An arbitrator rejected a recent grievance filed against Paragon Protection over its COVID-19 vaccine policy.
On Nov. 9, 2021, Arbitrator Frederick R. von Von Veh ruled against the United Food and Commercial Workers Union, Local 333. He found that Paragon’s COVID-19 vaccine policy was reasonable, enforceable and complied with Ontario’s Human Rights Code (the Code) and the Occupational Health and Safety Act (OHSA).
Paragon employs approximately 4,400 security guards in Ontario. Those security guards provide services to Paragon’s clients at some 450 sites. Of those clients, 226 had policies requiring Paragon’s employees to receive the COVID-19 vaccine.
On Sept. 3, 2021, Paragon implemented its COVID-19 Vaccination Policy, along with its COVID-19 Vaccination Exemption Policy. The Vaccination Policy and the Exemption Policy mandated that:
- All staff had to be fully vaccinated by Oct. 31, 2021;
- All staff had to provide a signed declaration confirming they are fully vaccinated;
- Paragon reserved the right to ask its staff for proof of vaccination status;
- For unvaccinated staff, Paragon had the discretion to:
- Require them to work at different sites at the prevailing rate of pay for that site and position;
- Require them to be tested for COVID-19; and/or
- Place them on unpaid leave of absence.
Anyone not complying with the Vaccination Policy could face disciplinary action up to and including termination for just cause.

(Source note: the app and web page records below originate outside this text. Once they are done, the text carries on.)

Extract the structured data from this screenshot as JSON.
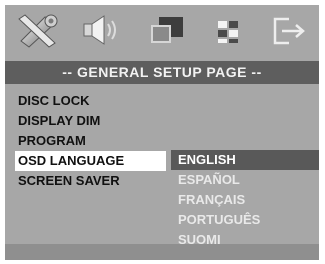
{
  "icons": [
    "tools-icon",
    "speaker-icon",
    "video-icon",
    "preference-icon",
    "exit-icon"
  ],
  "title": "-- GENERAL SETUP PAGE --",
  "menu": {
    "items": [
      {
        "label": "DISC LOCK"
      },
      {
        "label": "DISPLAY DIM"
      },
      {
        "label": "PROGRAM"
      },
      {
        "label": "OSD LANGUAGE",
        "selected": true
      },
      {
        "label": "SCREEN SAVER"
      }
    ]
  },
  "language_options": {
    "items": [
      {
        "label": "ENGLISH",
        "selected": true
      },
      {
        "label": "ESPAÑOL"
      },
      {
        "label": "FRANÇAIS"
      },
      {
        "label": "PORTUGUÊS"
      },
      {
        "label": "SUOMI"
      }
    ]
  },
  "colors": {
    "background": "#a7a7a7",
    "title_bar": "#5e5e5e",
    "menu_highlight": "#ffffff",
    "option_highlight": "#595959"
  }
}
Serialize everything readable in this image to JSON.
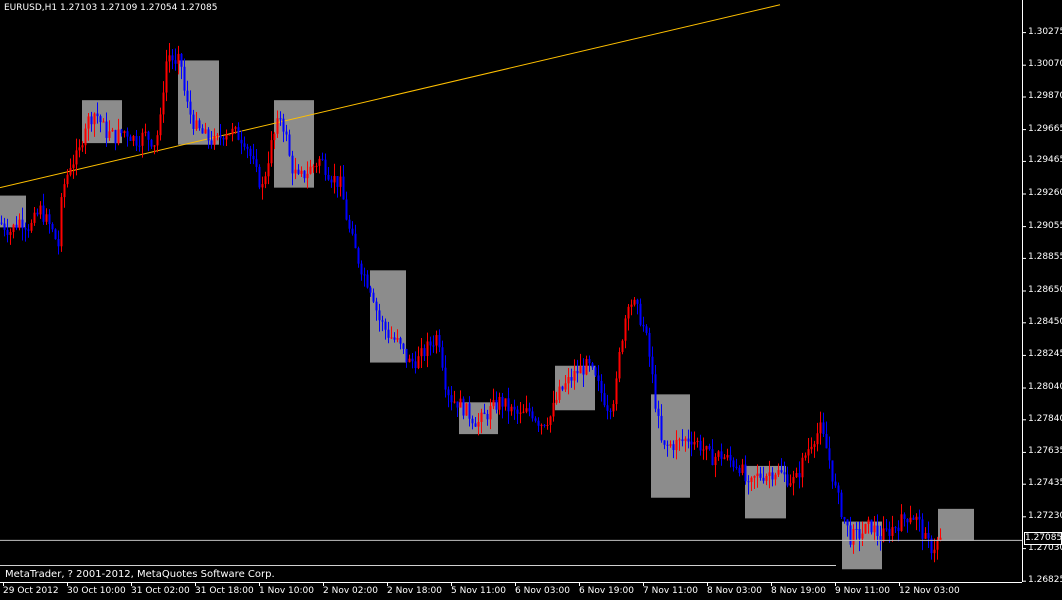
{
  "header": {
    "symbol": "EURUSD,H1",
    "ohlc": "1.27103 1.27109 1.27054 1.27085"
  },
  "footer": {
    "copyright": "MetaTrader, ? 2001-2012, MetaQuotes Software Corp."
  },
  "current_price_label": "1.27085",
  "colors": {
    "background": "#000000",
    "bull_candle": "#ff0000",
    "bear_candle": "#0000ff",
    "box_fill": "#8c8c8c",
    "trendline": "#ffc000",
    "axis": "#ffffff"
  },
  "chart_data": {
    "type": "candlestick",
    "symbol": "EURUSD",
    "timeframe": "H1",
    "ylim": [
      1.2682,
      1.3048
    ],
    "y_ticks": [
      "1.30275",
      "1.30070",
      "1.29870",
      "1.29665",
      "1.29465",
      "1.29260",
      "1.29055",
      "1.28855",
      "1.28650",
      "1.28450",
      "1.28245",
      "1.28040",
      "1.27840",
      "1.27635",
      "1.27435",
      "1.27230",
      "1.27030",
      "1.26825"
    ],
    "x_ticks": [
      "29 Oct 2012",
      "30 Oct 10:00",
      "31 Oct 02:00",
      "31 Oct 18:00",
      "1 Nov 10:00",
      "2 Nov 02:00",
      "2 Nov 18:00",
      "5 Nov 11:00",
      "6 Nov 03:00",
      "6 Nov 19:00",
      "7 Nov 11:00",
      "8 Nov 03:00",
      "8 Nov 19:00",
      "9 Nov 11:00",
      "12 Nov 03:00"
    ],
    "current_price": 1.27085,
    "close_path": [
      [
        0,
        1.2908
      ],
      [
        10,
        1.2903
      ],
      [
        20,
        1.291
      ],
      [
        30,
        1.2905
      ],
      [
        40,
        1.2916
      ],
      [
        50,
        1.2905
      ],
      [
        58,
        1.2894
      ],
      [
        62,
        1.2928
      ],
      [
        70,
        1.2945
      ],
      [
        78,
        1.295
      ],
      [
        85,
        1.297
      ],
      [
        95,
        1.2978
      ],
      [
        105,
        1.2965
      ],
      [
        115,
        1.2962
      ],
      [
        125,
        1.2966
      ],
      [
        135,
        1.296
      ],
      [
        145,
        1.2963
      ],
      [
        155,
        1.2958
      ],
      [
        160,
        1.2972
      ],
      [
        165,
        1.3008
      ],
      [
        170,
        1.3015
      ],
      [
        175,
        1.3005
      ],
      [
        180,
        1.3012
      ],
      [
        185,
        1.2985
      ],
      [
        195,
        1.2968
      ],
      [
        205,
        1.2962
      ],
      [
        215,
        1.2958
      ],
      [
        225,
        1.2966
      ],
      [
        235,
        1.2964
      ],
      [
        245,
        1.296
      ],
      [
        255,
        1.294
      ],
      [
        262,
        1.293
      ],
      [
        270,
        1.2955
      ],
      [
        280,
        1.2975
      ],
      [
        285,
        1.2965
      ],
      [
        290,
        1.2945
      ],
      [
        298,
        1.2935
      ],
      [
        310,
        1.2942
      ],
      [
        320,
        1.2948
      ],
      [
        330,
        1.2938
      ],
      [
        340,
        1.2932
      ],
      [
        348,
        1.2905
      ],
      [
        356,
        1.2888
      ],
      [
        364,
        1.2875
      ],
      [
        372,
        1.2865
      ],
      [
        378,
        1.2848
      ],
      [
        388,
        1.2838
      ],
      [
        398,
        1.2832
      ],
      [
        408,
        1.282
      ],
      [
        418,
        1.2822
      ],
      [
        428,
        1.283
      ],
      [
        438,
        1.2838
      ],
      [
        445,
        1.2808
      ],
      [
        450,
        1.2798
      ],
      [
        458,
        1.2795
      ],
      [
        468,
        1.2788
      ],
      [
        478,
        1.2782
      ],
      [
        490,
        1.279
      ],
      [
        500,
        1.2796
      ],
      [
        510,
        1.279
      ],
      [
        520,
        1.2786
      ],
      [
        530,
        1.279
      ],
      [
        540,
        1.2782
      ],
      [
        550,
        1.2786
      ],
      [
        558,
        1.28
      ],
      [
        568,
        1.2808
      ],
      [
        578,
        1.2815
      ],
      [
        588,
        1.2818
      ],
      [
        598,
        1.2805
      ],
      [
        608,
        1.2792
      ],
      [
        615,
        1.28
      ],
      [
        620,
        1.283
      ],
      [
        628,
        1.286
      ],
      [
        635,
        1.2855
      ],
      [
        640,
        1.2848
      ],
      [
        645,
        1.2838
      ],
      [
        650,
        1.282
      ],
      [
        655,
        1.2795
      ],
      [
        662,
        1.2765
      ],
      [
        670,
        1.2768
      ],
      [
        680,
        1.277
      ],
      [
        690,
        1.2773
      ],
      [
        700,
        1.2768
      ],
      [
        710,
        1.276
      ],
      [
        720,
        1.2762
      ],
      [
        730,
        1.2758
      ],
      [
        740,
        1.2755
      ],
      [
        748,
        1.274
      ],
      [
        755,
        1.2748
      ],
      [
        765,
        1.275
      ],
      [
        775,
        1.2752
      ],
      [
        785,
        1.2748
      ],
      [
        795,
        1.2745
      ],
      [
        805,
        1.2762
      ],
      [
        812,
        1.2772
      ],
      [
        820,
        1.2778
      ],
      [
        828,
        1.2762
      ],
      [
        835,
        1.274
      ],
      [
        842,
        1.2725
      ],
      [
        850,
        1.271
      ],
      [
        860,
        1.2712
      ],
      [
        870,
        1.2718
      ],
      [
        880,
        1.271
      ],
      [
        890,
        1.2715
      ],
      [
        900,
        1.272
      ],
      [
        910,
        1.2725
      ],
      [
        918,
        1.272
      ],
      [
        925,
        1.2708
      ],
      [
        932,
        1.2703
      ],
      [
        938,
        1.2708
      ],
      [
        942,
        1.27085
      ]
    ],
    "trendline": [
      [
        0,
        1.293
      ],
      [
        780,
        1.3045
      ]
    ],
    "boxes": [
      [
        0,
        26,
        1.2905,
        1.2925
      ],
      [
        82,
        122,
        1.2958,
        1.2985
      ],
      [
        178,
        219,
        1.2957,
        1.301
      ],
      [
        274,
        314,
        1.293,
        1.2985
      ],
      [
        370,
        406,
        1.282,
        1.2878
      ],
      [
        459,
        498,
        1.2775,
        1.2795
      ],
      [
        555,
        595,
        1.279,
        1.2818
      ],
      [
        651,
        690,
        1.2735,
        1.28
      ],
      [
        745,
        786,
        1.2722,
        1.2755
      ],
      [
        842,
        882,
        1.269,
        1.272
      ],
      [
        938,
        974,
        1.2708,
        1.2728
      ]
    ]
  }
}
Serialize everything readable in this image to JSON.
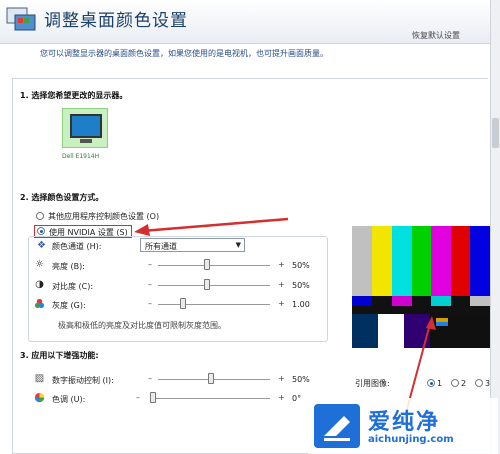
{
  "header": {
    "title": "调整桌面颜色设置",
    "restore_link": "恢复默认设置",
    "description": "您可以调整显示器的桌面颜色设置，如果您使用的是电视机，也可提升画面质量。"
  },
  "section1": {
    "heading": "1.  选择您希望更改的显示器。",
    "monitor_label": "Dell E1914H"
  },
  "section2": {
    "heading": "2.  选择颜色设置方式。",
    "option_other": "其他应用程序控制颜色设置 (O)",
    "option_nvidia": "使用 NVIDIA 设置 (S)",
    "option_nvidia_selected": true,
    "channel_label": "颜色通道 (H):",
    "channel_value": "所有通道",
    "sliders": [
      {
        "label": "亮度 (B):",
        "value": "50%",
        "level": 0.5
      },
      {
        "label": "对比度 (C):",
        "value": "50%",
        "level": 0.5
      },
      {
        "label": "灰度 (G):",
        "value": "1.00",
        "level": 0.3
      }
    ],
    "note": "极高和极低的亮度及对比度值可限制灰度范围。"
  },
  "section3": {
    "heading": "3.  应用以下增强功能:",
    "sliders": [
      {
        "label": "数字振动控制 (I):",
        "value": "50%",
        "level": 0.5
      },
      {
        "label": "色调 (U):",
        "value": "0°",
        "level": 0.0
      }
    ]
  },
  "reference": {
    "label": "引用图像:",
    "options": [
      "1",
      "2",
      "3"
    ],
    "selected": "1"
  },
  "watermark": {
    "brand": "爱纯净",
    "url": "aichunjing.com"
  },
  "colors": {
    "title": "#1c3f66",
    "accent_red": "#d32f2f",
    "selection": "#1a5fb4",
    "watermark_blue": "#1e6fd8"
  }
}
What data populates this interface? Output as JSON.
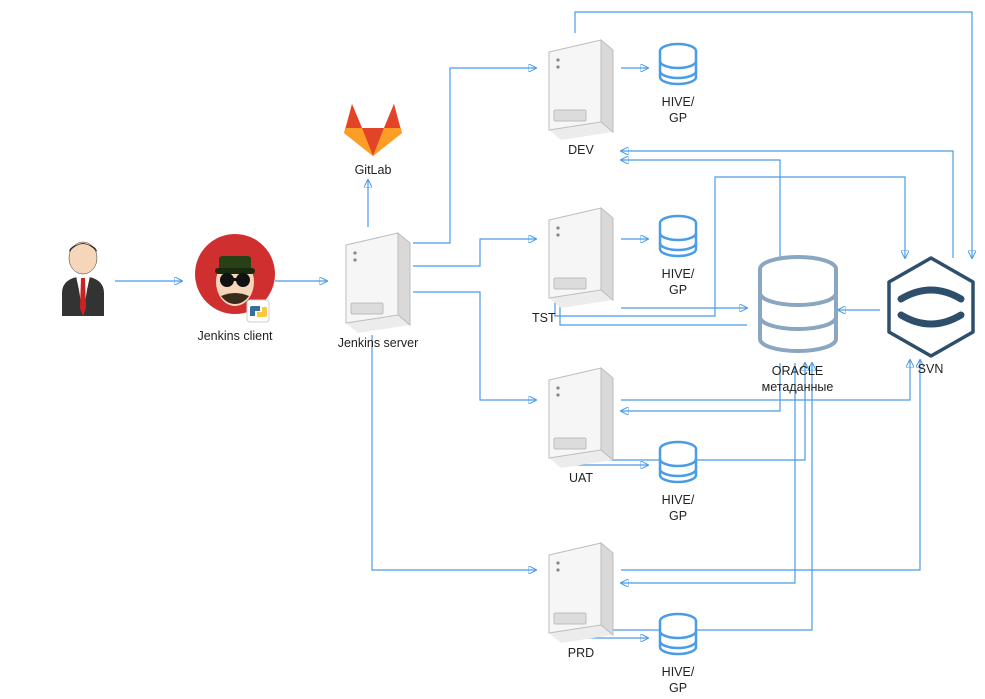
{
  "nodes": {
    "user": {
      "label": ""
    },
    "jenkinsClient": {
      "label": "Jenkins client"
    },
    "jenkinsServer": {
      "label": "Jenkins server"
    },
    "gitlab": {
      "label": "GitLab"
    },
    "dev": {
      "label": "DEV"
    },
    "tst": {
      "label": "TST"
    },
    "uat": {
      "label": "UAT"
    },
    "prd": {
      "label": "PRD"
    },
    "hiveDev": {
      "label": "HIVE/\nGP"
    },
    "hiveTst": {
      "label": "HIVE/\nGP"
    },
    "hiveUat": {
      "label": "HIVE/\nGP"
    },
    "hivePrd": {
      "label": "HIVE/\nGP"
    },
    "oracle": {
      "label": "ORACLE\nметаданные"
    },
    "svn": {
      "label": "SVN"
    }
  },
  "colors": {
    "arrow": "#4a9be8",
    "serverFill": "#f4f4f4",
    "serverStroke": "#bdbdbd",
    "dbStroke": "#4a9be8",
    "oracleStroke": "#8aa6c1",
    "svnStroke": "#2e4f6b",
    "gitlabOrange": "#fc6d26",
    "gitlabDark": "#e24329"
  }
}
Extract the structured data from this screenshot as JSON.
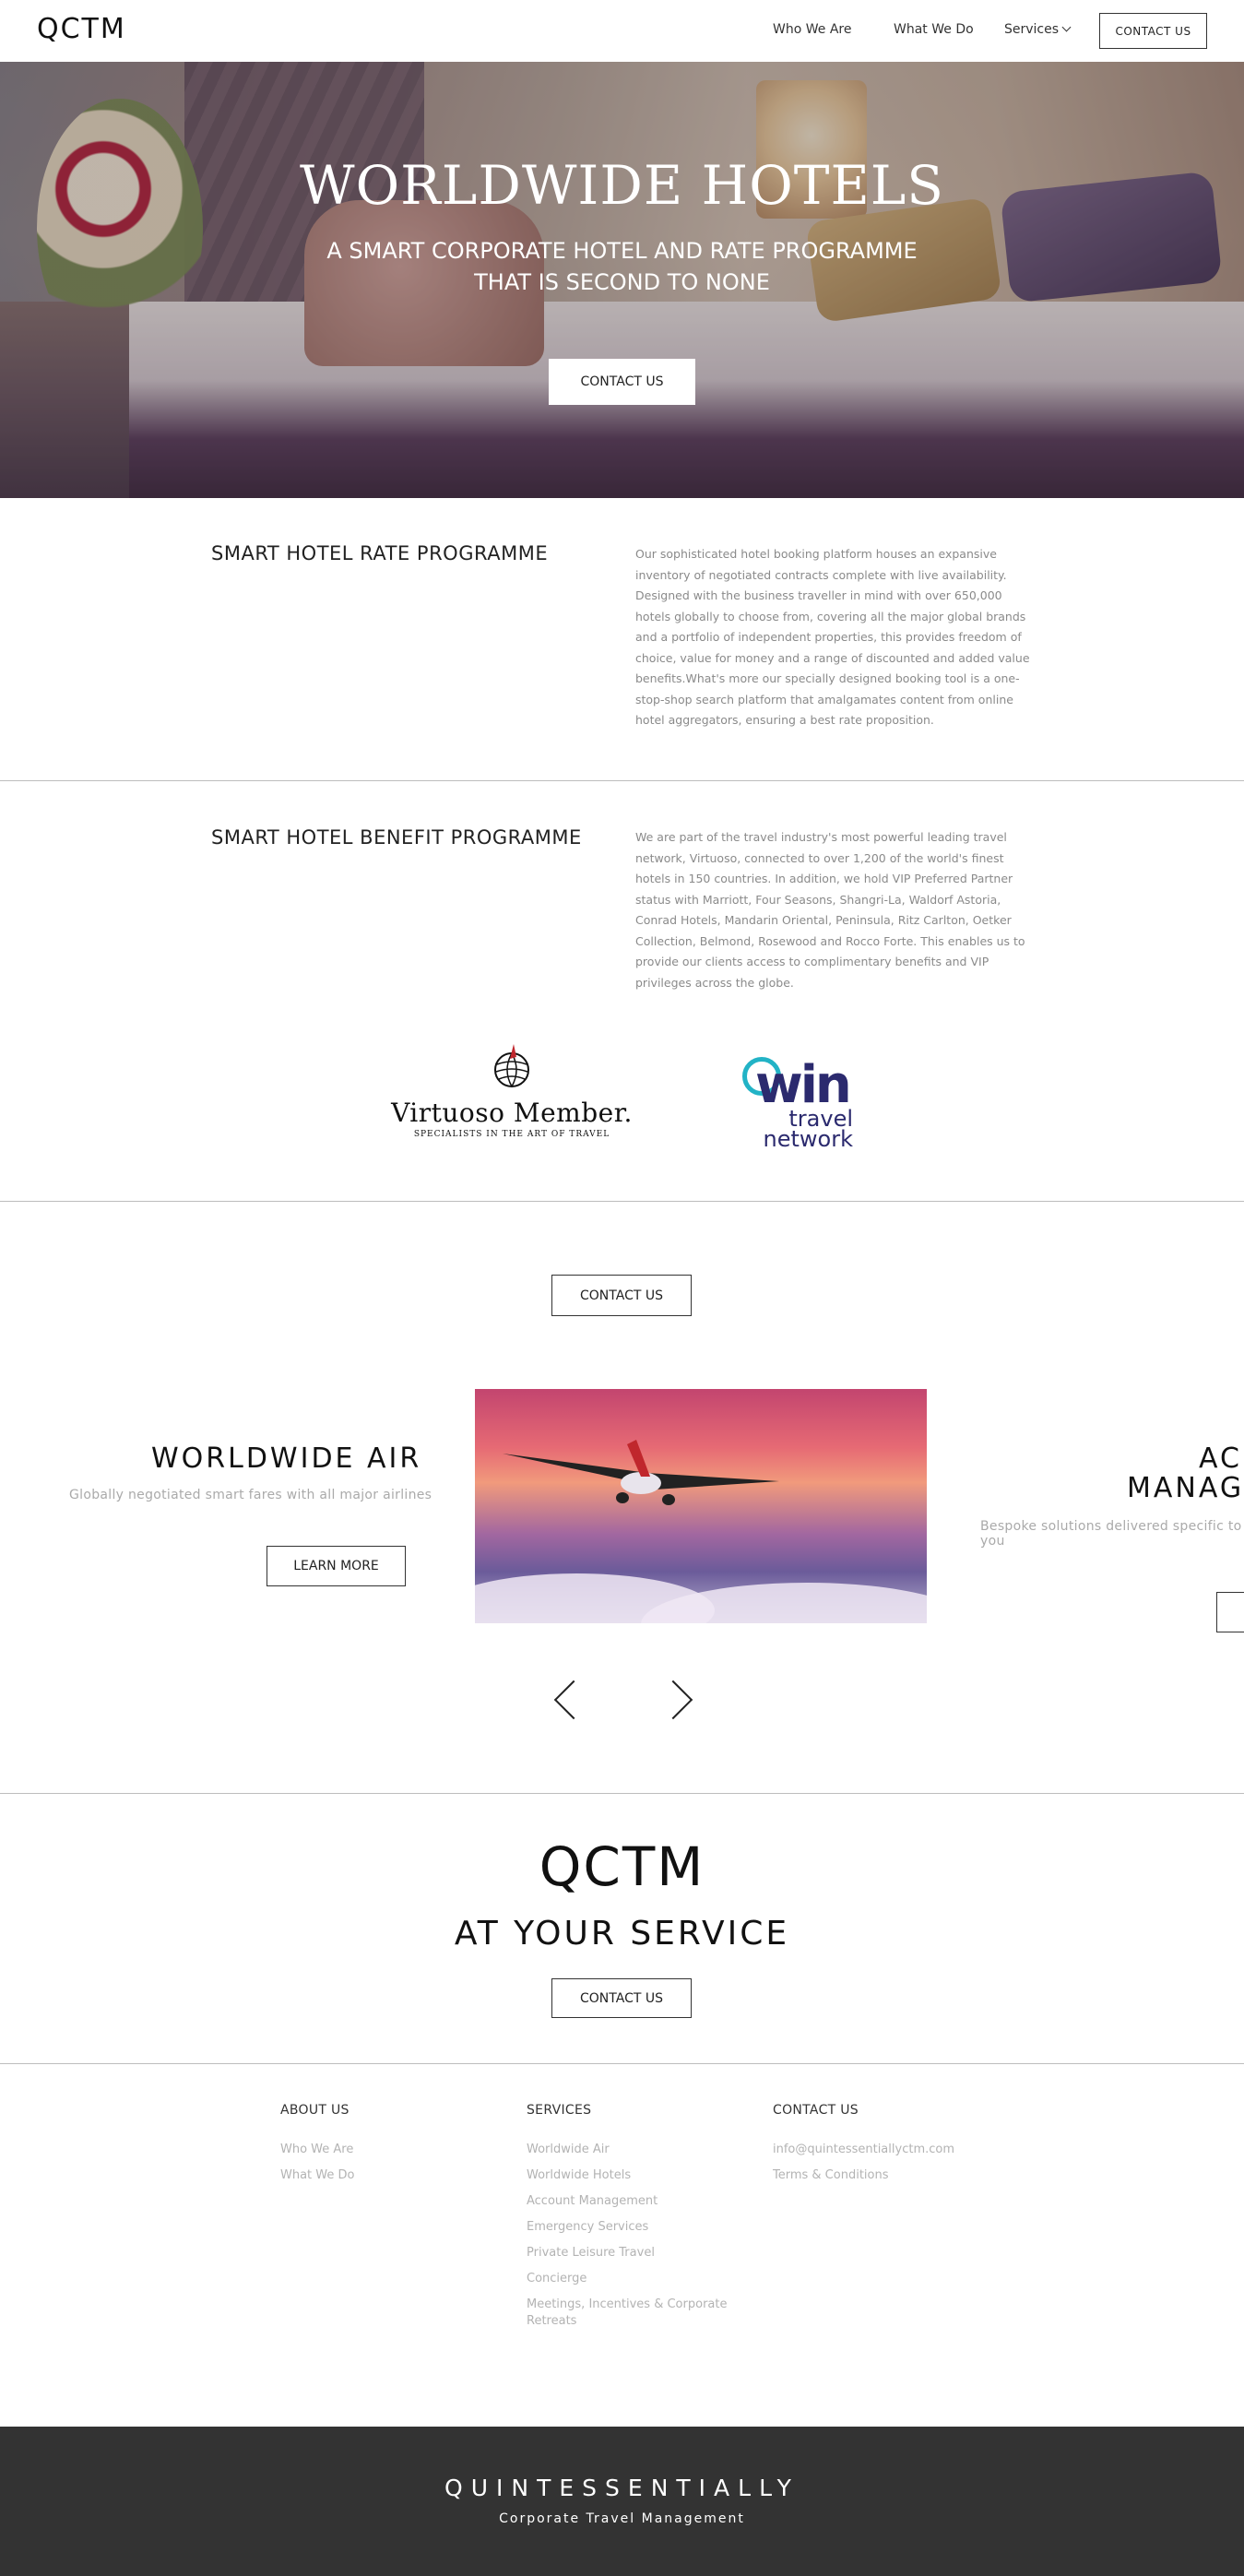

Under the Exemption Policy, Paragon would consider exemption requests for religious and health reasons.
On Sept. 13, 2021, United Food and Commercial Workers Union, Local 333 filed a grievance arguing that the Vaccination Policy violated the collective agreement’s Management Rights Provision, as well as the Code.
The collective agreement contained a broad and typical management rights clause that, amongst other things, permitted Paragon to make, enforce and alter, from time to time, reasonable rules and regulations the employees are required to observe.
In finding that the COVID-19 Vaccination Policy did not violate the collective agreement nor the Code, the arbitrator referenced the Ontario Human Rights Commission’s (OHRC) September 2021 policy statement. It states, “the OHRC takes the position that mandating and requiring proof of vaccination to protect people at work … is generally permissible under the [Code].”
The arbitrator confirmed that Paragon had an obligation and responsibility to take “every precaution reasonable in the circumstances for protection of its worker,” pursuant to section 25(2)(h) of the OHSA.
As such, he ruled that the Vaccination Policy and Exemption Policy are reasonable, enforceable and comply with the Code, as well as satisfying its obligation under the OHSA.
Arbitrator Von Veh also made the following statements:
- The unilateral introduction of the Vaccination Policy was consistent with the Management Rights Provision;
- There are distinct differences between this case and St. Michael’s Hospital v Ontario Nurses’ Association, (St. Michael’s), a 2018 arbitration case where it was held that a policy mandating health care workers to receive the annual flu shot or wear a surgical or procedural mask, was unreasonable. The arbitrator found that the St. Michael’s award dealt with influenza-related considerations, which is a materially different context than the COVID-19 pandemic;
- Mandatory vaccine policies do not amount to forced healthcare and do not violate the Ontario Health Care Consent Act; and
- Personal subjective perceptions of employees regarding vaccines cannot override and displace available scientific considerations. Therefore, they cannot be a basis for exemption under the Code.
This case is significant because, in our understanding, it is the first one to fully analyze whether a mandatory vaccine policy complies with an employer’s obligations under the Ontario Human Rights Code, the Occupational Health and Safety Act, and a collective agreement.
This case supports imposing mandatory or so-called “or else” vaccination policies. These policies require employees to be fully vaccinated, “or else” face various employment-related consequences, such as relocating to a different work site, placed on unpaid leave or even terminated for cause.
This case holds that such policies are not only consistent with an employer’s obligations under the Code and the OHSA, but are a necessary component of its obligation to take every reasonable precaution to protect the health and safety of its workers.
We will continue to monitor these vaccination policy cases as they move through the courts and labour arbitrations. If you have questions regarding this decision, reach out to any of our Labour & Employment members listed below.